From a storytelling perspective, that makes sense. What’s more curious is that a smaller scene described in the book was also cut out of the film.
“Go,” Maz says to BB-8, the crumbling remains of her palace smouldering in the background. “Share what you have with your people […] Looks like some cleaning up to do, hmm?”
It’s not a major event, admittedly, but it at least avoids leaves one of The Force Awakens’ more high-profile supporting players with a proper send-off.
Vader’s rejection of the Dark Side
One question we were left with at the end of The Force Awakens was, how much did Kylo Ren really know about his chosen hero, Darth Vader? Was he aware that Vader turned away from the Dark Side just before the Empire crumbled in Return Of The Jedi. An exchange between Snoke and Ren, present in the book but cut from the film, provides the answer.
“Had Lord Vader not succumbed to emotion at the crucial moment—had the father killed the son—the Empire would have prevailed,” Snoke tells Ren. “And there would be no threat of Skywalker’s return today…”
What would have been an action-filled call-back to a famous chase from Return Of The Jedi exists solely – at least for now- as a passage in Alan Dean Foster’s novelization. In it, Finn and Rey steal a snowspeeder during the Resistance assault on the Starkiller base. A break-neck pursuit ensues, with Rey piloting the vehicle while Finn blasts at the First Order snowtroopers in hot pursuit.
Again, this sequence must have remained in the movie until fairly late in production, since hints of it were all over Force Awakens merchandising and marketing materials, from publicity shots of Kylo Ren posing with Snowtroopers to Hasbro snowspeeder toys.
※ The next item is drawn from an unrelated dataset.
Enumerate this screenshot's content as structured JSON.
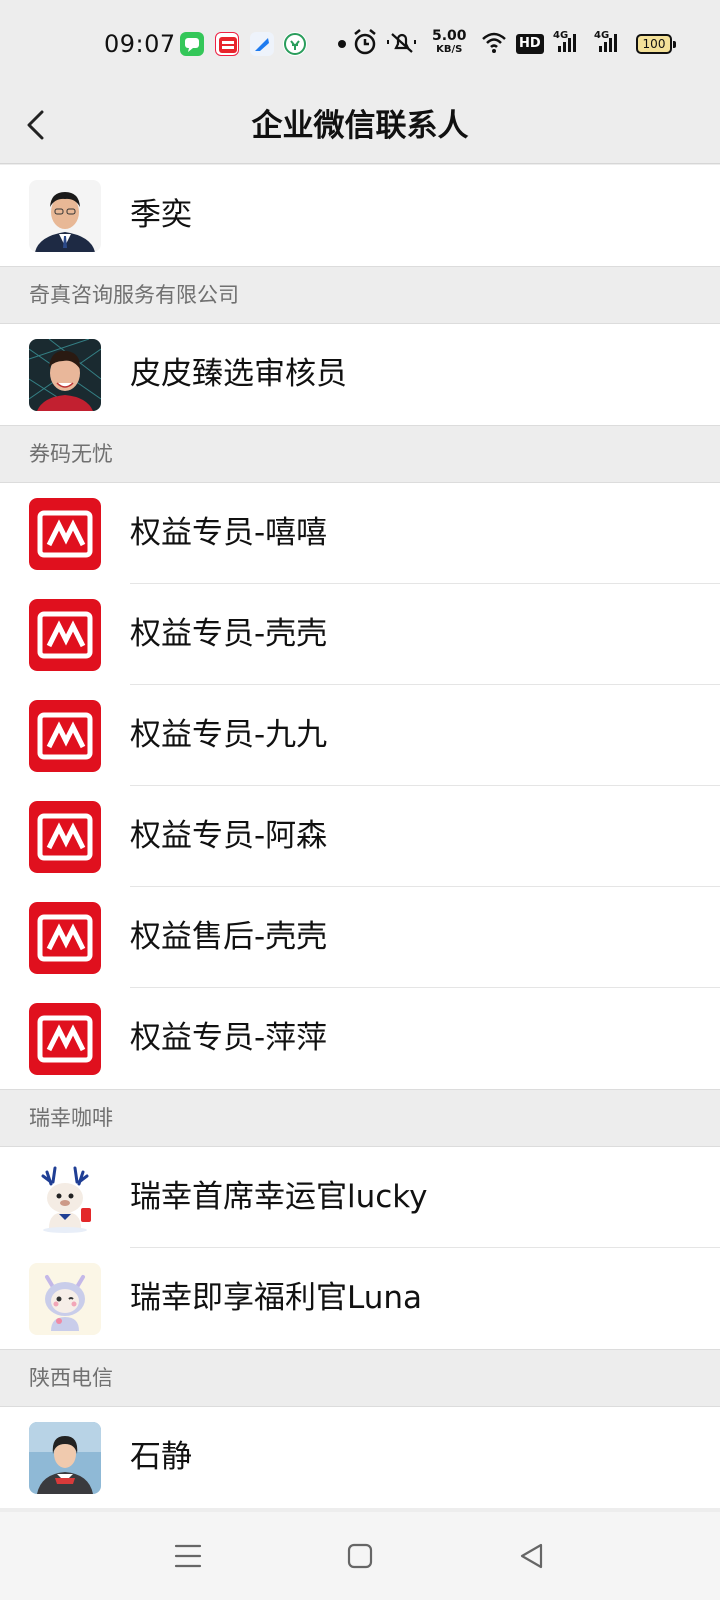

If the snowspeeder chase doesn’t make an appearance on The Force Awakens‘ home release, we’d be more than a little surprised.
Rey’s farewell to Leia
Some of the most effective scenes in The Force Awakens unfolded without a word of dialogue, not least Rey’s introduction as a scavenger on Jakku and the grand finale, in which Rey said farewell to her newfound friends and headed off in the Millennium Falcon to find Luke Skywalker.
Abrams’ visual approach did, however, leave one or two things unsaid as the final credits rolled. Why did Rey go to find Luke and not his sister, Leia? Did Chewbacca mind that Rey was his new co-pilot after years of sharing the Falcon with Han?
The novelisation doesn’t exactly spell things out, but it suggests that there was a more verbose version of the script where Leia and Chewbacca, in their own way, give Rey their respective blessings before she goes off to meet Luke.
“This is how it has to be,” Rey tells Leia just before she steps aboard the Falcon. “This is how it should be.”
“I know it, too”, Leia replies. “May the Force be with you.”
On the Millennium Falcon, Rey asks Chewbacca whether he’s sure she can sit in the pilot’s chair. With a growl and a friendly, welcoming paw, the Wookiee give his assent: Rey is officially the Falcon’s new co-pilot.
Of course, these are only the scenes that we know about from comparing the book and other accounts to the movie. There are other bits and pieces we might see, too, such as the long-rumoured lightsaber scene that would have opened the movie, but was replaced by a Star Destroyer eclipsing Jakku at some point in the production.
Plus, there’s a late scene that reportedly sees Kylo Ren briefly climb aboard the Millennium Falcon and reflect on his estranged father. Who knows what else was filmed but never included in the final cut? At present, only Abrams and his fellow filmmakers. Here’s hoping we see at least some of these trimmed sequences soon.
The Star Wars: The Force Awakens novelization is out now.